- top 3 barriers to study abroad for CDN students: cost, delayed graduation, credit recognition concerns
More at the above website. Food for thought as we begin work on MRU’s internationalization strategy.
Hi everyone – Apologies for the lengthy delay between posts – we’ve definitely had a busy early Fall! Here’s something that may be of interest as we enter into another semester. The recent “red hat” incident at MRU, tied to the US election, called to mind for me an article I read a few weeks back in the Atlantic entitled “The Coddling of the American Mind.” In this article, the authors critique current emphases on trigger warnings, microaggressions and safe spaces in post-secondary education, arguing that they “prepare (students) poorly for professional life, which often demands intellectual engagement with people and ideas one might find uncongenial or wrong.” I’d be interested in hearing your thoughts on this. And if anyone has a paper/reference that presents another perspective on this matter, please feel free to share. Thanks!
Earlier this year, the Chronicle of Higher Education ran a nice series of articles on the theme of small changes in teaching that can make a difference in terms of student learning and engagement. The series was authored by James Lang, professor of English and Director of the Center for Teaching and Learning at Assumption College in Worcester, Mass. The five articles in the series are as follows:
–the minutes before class
–the first 5 minutes of class
–the last 5 minutes of class
–giving them a say
If this sounds at all interesting, you may also want to know that Dr. Lang’s new book Small Teaching: Everyday Lessons From the Science of Learning, was published in March 2016. Enjoy – comments welcome:)
For centuries, universities have wrestled with the tension between vocationalism on one hand and the liberal arts tradition on the other. This tension continues today, and is perhaps more prominent than ever. Here, Dr. Harvey Weingarten – president of the Higher Education Quality Council of Ontario, and former president of the University of Calgary – provides an overview of liberal arts education in Canada. In his talk, Weingarten touches on definitions of liberal arts, enrollment trends across Canada, government funding and “the jobs narrative”, the liberal arts and employability, and measuring the outcomes of a liberal arts education.
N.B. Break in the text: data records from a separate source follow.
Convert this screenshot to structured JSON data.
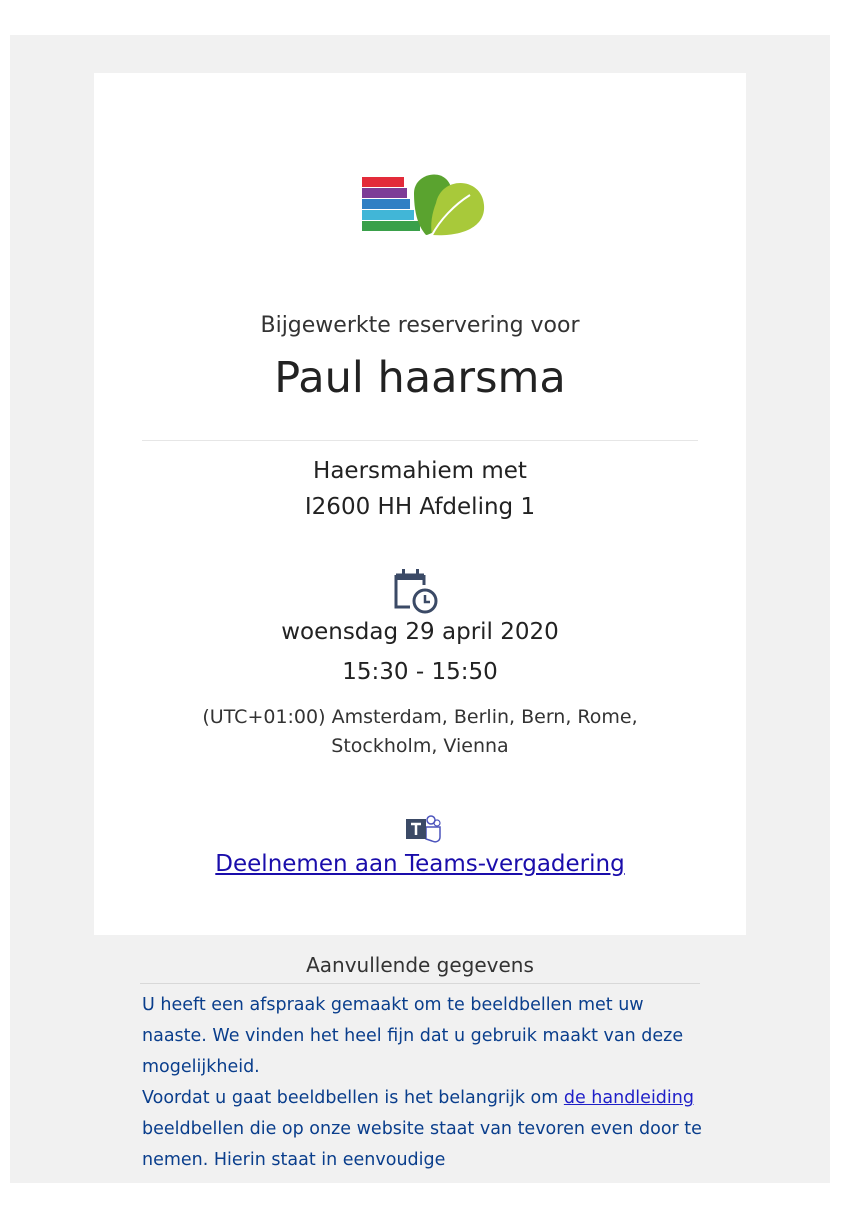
{
  "header": {
    "logo_icon": "organization-logo-icon",
    "subtitle": "Bijgewerkte reservering voor",
    "name": "Paul haarsma"
  },
  "location": {
    "line1": "Haersmahiem met",
    "line2": "I2600 HH Afdeling 1"
  },
  "schedule": {
    "calendar_icon": "calendar-clock-icon",
    "date": "woensdag 29 april 2020",
    "time": "15:30 - 15:50",
    "timezone": "(UTC+01:00) Amsterdam, Berlin, Bern, Rome, Stockholm, Vienna"
  },
  "meeting": {
    "teams_icon": "teams-icon",
    "link_label": "Deelnemen aan Teams-vergadering"
  },
  "additional": {
    "title": "Aanvullende gegevens",
    "paragraph1": "U heeft een afspraak gemaakt om te beeldbellen met uw naaste. We vinden het heel fijn dat u gebruik maakt van deze mogelijkheid.",
    "paragraph2_before": "Voordat u gaat beeldbellen is het belangrijk om ",
    "paragraph2_link": "de handleiding",
    "paragraph2_after": " beeldbellen die op onze website staat van tevoren even door te nemen. Hierin staat in eenvoudige"
  },
  "colors": {
    "link": "#1a0dab",
    "body_text": "#0a3e8c",
    "logo_green_light": "#a8c93a",
    "logo_green_dark": "#5aa32f",
    "logo_red": "#e32b3a",
    "logo_purple": "#7d3c97",
    "logo_blue": "#2f7fc4",
    "logo_cyan": "#41b6d7",
    "logo_green_bar": "#3aa04a",
    "teams_purple": "#4b53bc"
  }
}
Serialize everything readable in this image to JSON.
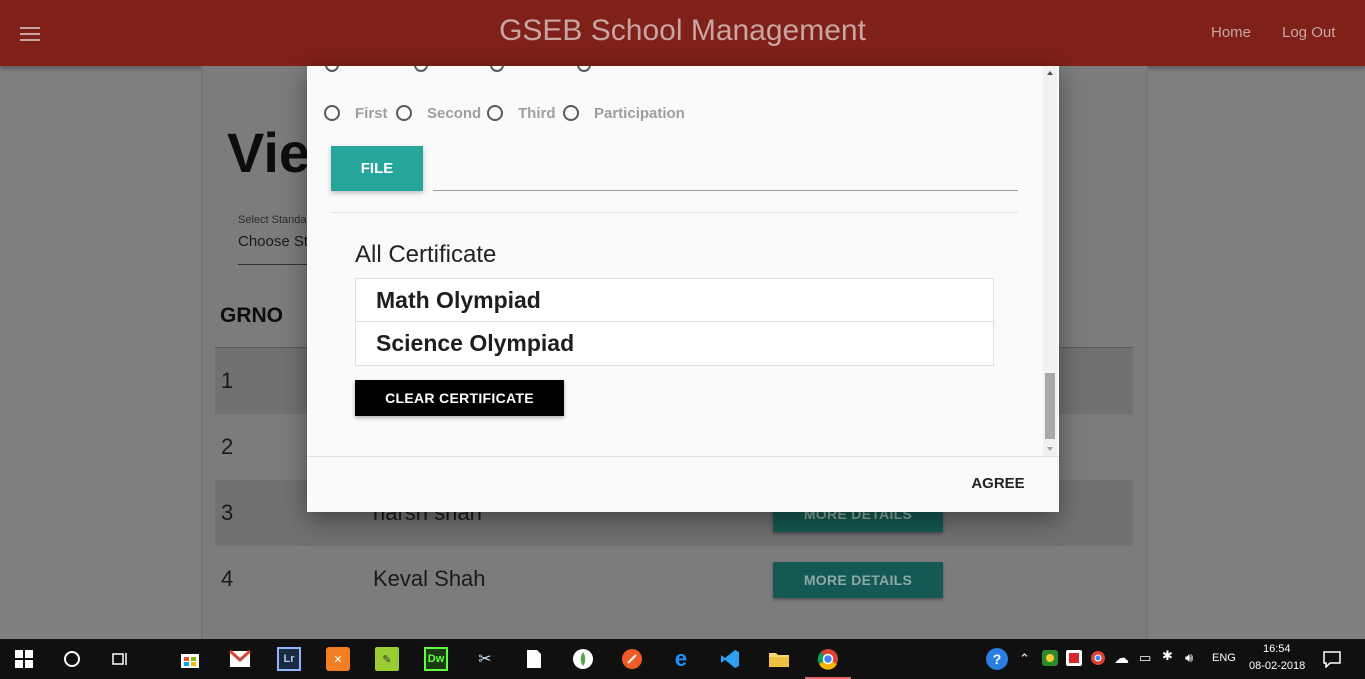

He concludes by stating that “we should be unhesitating and unapologetic about the importance and value of a liberal education for students today; it is more important than ever.” Enjoy – comments welcome:)
Found an interesting little piece in the most recent issue of University Affairs on participation grades. The piece was written by Emma Tranter, a fourth-year journalism student at Carleton. It raises some interesting questions about the practice of allocating grades for participation in the post-secondary classroom. Does this practice discriminate against students who are introverts? What constitutes “participation” – what does it look like, or what could it look like? Why is this practice as prevalent as it is? What outcomes are trying to cultivate through participation grades? Should there be an upper limit to the weighting faculty members attach to such grades? Food for thought. Comments welcome:)
This Globe and Mail editorial, contributed by the President of the University of Winnipeg and UW’s AVP of Indigenous Affairs, argues in favour of mandating indigenous coursework in Canadian universities. It may be of interest in relation to MRU’s indigenization initiatives, including indigenization of curriculum.
Hi everyone – Welcome to the blog site of the Associate Vice-President, Teaching & Learning at Mount Royal University. Here I will post timely bits of information from the world of higher ed that connect in some way to teaching and learning here at MRU. Enjoy!